The Woodward's Tale

Chapter Text

Entering the wood, the clamour and busyness of a typical British suburb seemed to fall abruptly away. They walked a little further in and then she stood, hushing both girls and prompting them to stand and just look, just listen. Muffled giggles – both felt a little silly, a little self-conscious, while Elen smiled to herself and breathed in the scents of earth, trees and a thousand growing things. Together they watched dappled light on tree trunks and deadfalls, the flick of a leaf as some small thing hopped out of sight, watched and listened to the slow creak and sway of the taller trees high up in the canopy. They stood in a small clearing, a natural space where several worn paths seemed to converge and two fallen birches formed a natural arch. Elen motioned her nieces to another fallen trunk and they sat.

“So Aunty, you were going to tell us about the thing – the wood…the woodwerd?”
Elen laughed and pushed a strand of coppery hair out of her youngest niece’s eyes. “The Wood Ward, yes!”.

Two pairs of expectant eyes met hers. Even Sophie, the older girl, was not too old for stories. Plus, Auntie Elen was, as her mother said, a proper old hippie, and thus almost cool.
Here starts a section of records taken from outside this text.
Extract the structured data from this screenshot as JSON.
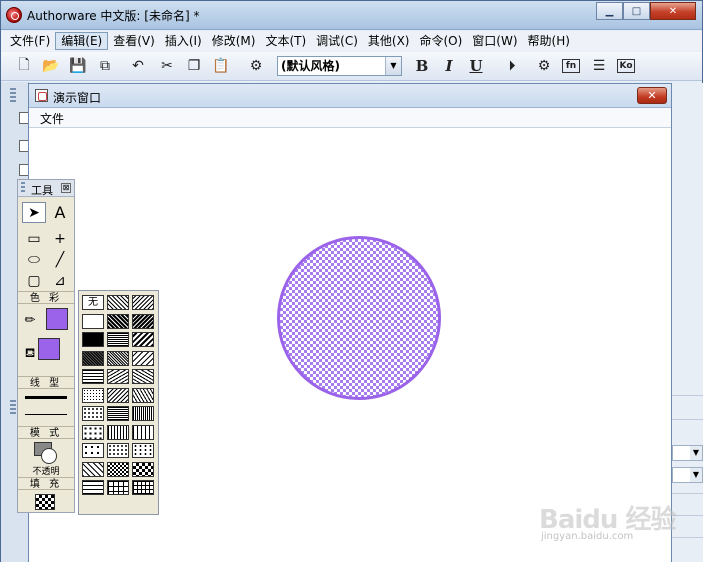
{
  "app": {
    "title": "Authorware 中文版: [未命名] *",
    "controls": {
      "minimize": "▁",
      "maximize": "□",
      "close": "✕"
    }
  },
  "menubar": {
    "items": [
      {
        "label": "文件(F)",
        "active": false
      },
      {
        "label": "编辑(E)",
        "active": true
      },
      {
        "label": "查看(V)",
        "active": false
      },
      {
        "label": "插入(I)",
        "active": false
      },
      {
        "label": "修改(M)",
        "active": false
      },
      {
        "label": "文本(T)",
        "active": false
      },
      {
        "label": "调试(C)",
        "active": false
      },
      {
        "label": "其他(X)",
        "active": false
      },
      {
        "label": "命令(O)",
        "active": false
      },
      {
        "label": "窗口(W)",
        "active": false
      },
      {
        "label": "帮助(H)",
        "active": false
      }
    ]
  },
  "toolbar": {
    "style_value": "(默认风格)",
    "bold": "B",
    "italic": "I",
    "underline": "U",
    "fn_label": "fn",
    "ko_label": "Ko",
    "icons": [
      "new-file-icon",
      "open-folder-icon",
      "save-icon",
      "import-icon",
      "undo-icon",
      "cut-icon",
      "copy-icon",
      "paste-icon",
      "find-icon",
      "run-icon",
      "control-panel-icon",
      "functions-icon",
      "variables-icon",
      "knowledge-objects-icon"
    ]
  },
  "presentation": {
    "title": "演示窗口",
    "menu_file": "文件",
    "close": "✕",
    "shape_color": "#9b63ea"
  },
  "tools": {
    "title": "工具",
    "close": "⊠",
    "text_tool": "A",
    "color_label": "色 彩",
    "line_label": "线 型",
    "mode_label": "模 式",
    "mode_value": "不透明",
    "fill_label": "填 充",
    "fill_color": "#9b63ea"
  },
  "fill_patterns": {
    "none_label": "无"
  },
  "watermark": {
    "text": "Baidu 经验",
    "sub": "jingyan.baidu.com"
  }
}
Elen gazed into the trees, to where the land fell away abruptly into the very centre of the wood and a forbidding tangle of deadfalls, bramble and undergrowth. Composing and opening herself in a manner that had become almost automatic, she closed her eyes momentarily, as if waiting for a cue, some signal to begin her tale.
A sudden woodpecker-like rattle sounded somewhere above the little group, and the woman smiled.

“It was a time of feudal lords, when the Norman barons were still setting their mark on the land and the people who lived on it. All this land yere, and this wood, that became the lord’s hunting ground and Goddess help any poor folk what got caught foraging or catching themselves a bit of game for their dinner. Most touched their forr’eads and made do, but there were some as didn’t want to give up their groves. There were some as decided that something had to be done…”